## EXERCISE DIRECTIONS
All the entries that follow must be written out again exactly.

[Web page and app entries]
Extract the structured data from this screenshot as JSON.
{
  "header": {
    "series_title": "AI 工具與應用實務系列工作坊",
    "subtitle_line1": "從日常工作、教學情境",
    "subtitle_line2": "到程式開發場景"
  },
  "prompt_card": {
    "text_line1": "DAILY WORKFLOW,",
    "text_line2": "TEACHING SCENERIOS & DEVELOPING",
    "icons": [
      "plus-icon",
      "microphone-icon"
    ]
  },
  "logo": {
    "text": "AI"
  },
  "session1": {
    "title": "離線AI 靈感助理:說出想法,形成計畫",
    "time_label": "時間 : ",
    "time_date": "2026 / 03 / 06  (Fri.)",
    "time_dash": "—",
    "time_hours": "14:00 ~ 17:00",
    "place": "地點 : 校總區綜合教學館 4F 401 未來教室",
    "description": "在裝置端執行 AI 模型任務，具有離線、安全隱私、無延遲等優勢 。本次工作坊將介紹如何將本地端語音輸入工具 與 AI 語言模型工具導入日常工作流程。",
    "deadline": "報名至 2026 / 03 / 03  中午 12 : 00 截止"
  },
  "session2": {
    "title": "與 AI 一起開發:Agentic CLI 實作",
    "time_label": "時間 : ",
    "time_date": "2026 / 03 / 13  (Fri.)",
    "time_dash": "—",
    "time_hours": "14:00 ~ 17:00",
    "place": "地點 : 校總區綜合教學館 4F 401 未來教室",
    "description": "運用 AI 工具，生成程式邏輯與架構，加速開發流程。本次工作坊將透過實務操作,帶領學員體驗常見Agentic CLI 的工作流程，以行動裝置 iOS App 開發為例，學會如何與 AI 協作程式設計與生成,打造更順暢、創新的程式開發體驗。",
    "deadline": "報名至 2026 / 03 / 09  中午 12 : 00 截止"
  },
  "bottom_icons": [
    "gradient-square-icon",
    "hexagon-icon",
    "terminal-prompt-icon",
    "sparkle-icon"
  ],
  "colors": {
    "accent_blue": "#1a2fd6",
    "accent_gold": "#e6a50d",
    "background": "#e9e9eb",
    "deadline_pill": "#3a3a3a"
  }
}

## SOLUTION
Extract the structured data from this screenshot as JSON.
{
  "header": {
    "series_title": "AI 工具與應用實務系列工作坊",
    "subtitle_line1": "從日常工作、教學情境",
    "subtitle_line2": "到程式開發場景"
  },
  "prompt_card": {
    "text_line1": "DAILY WORKFLOW,",
    "text_line2": "TEACHING SCENERIOS & DEVELOPING",
    "icons": [
      "plus-icon",
      "microphone-icon"
    ]
  },
  "logo": {
    "text": "AI"
  },
  "session1": {
    "title": "離線AI 靈感助理:說出想法,形成計畫",
    "time_label": "時間 : ",
    "time_date": "2026 / 03 / 06  (Fri.)",
    "time_dash": "—",
    "time_hours": "14:00 ~ 17:00",
    "place": "地點 : 校總區綜合教學館 4F 401 未來教室",
    "description": "在裝置端執行 AI 模型任務，具有離線、安全隱私、無延遲等優勢 。本次工作坊將介紹如何將本地端語音輸入工具 與 AI 語言模型工具導入日常工作流程。",
    "deadline": "報名至 2026 / 03 / 03  中午 12 : 00 截止"
  },
  "session2": {
    "title": "與 AI 一起開發:Agentic CLI 實作",
    "time_label": "時間 : ",
    "time_date": "2026 / 03 / 13  (Fri.)",
    "time_dash": "—",
    "time_hours": "14:00 ~ 17:00",
    "place": "地點 : 校總區綜合教學館 4F 401 未來教室",
    "description": "運用 AI 工具，生成程式邏輯與架構，加速開發流程。本次工作坊將透過實務操作,帶領學員體驗常見Agentic CLI 的工作流程，以行動裝置 iOS App 開發為例，學會如何與 AI 協作程式設計與生成,打造更順暢、創新的程式開發體驗。",
    "deadline": "報名至 2026 / 03 / 09  中午 12 : 00 截止"
  },
  "bottom_icons": [
    "gradient-square-icon",
    "hexagon-icon",
    "terminal-prompt-icon",
    "sparkle-icon"
  ],
  "colors": {
    "accent_blue": "#1a2fd6",
    "accent_gold": "#e6a50d",
    "background": "#e9e9eb",
    "deadline_pill": "#3a3a3a"
  }
}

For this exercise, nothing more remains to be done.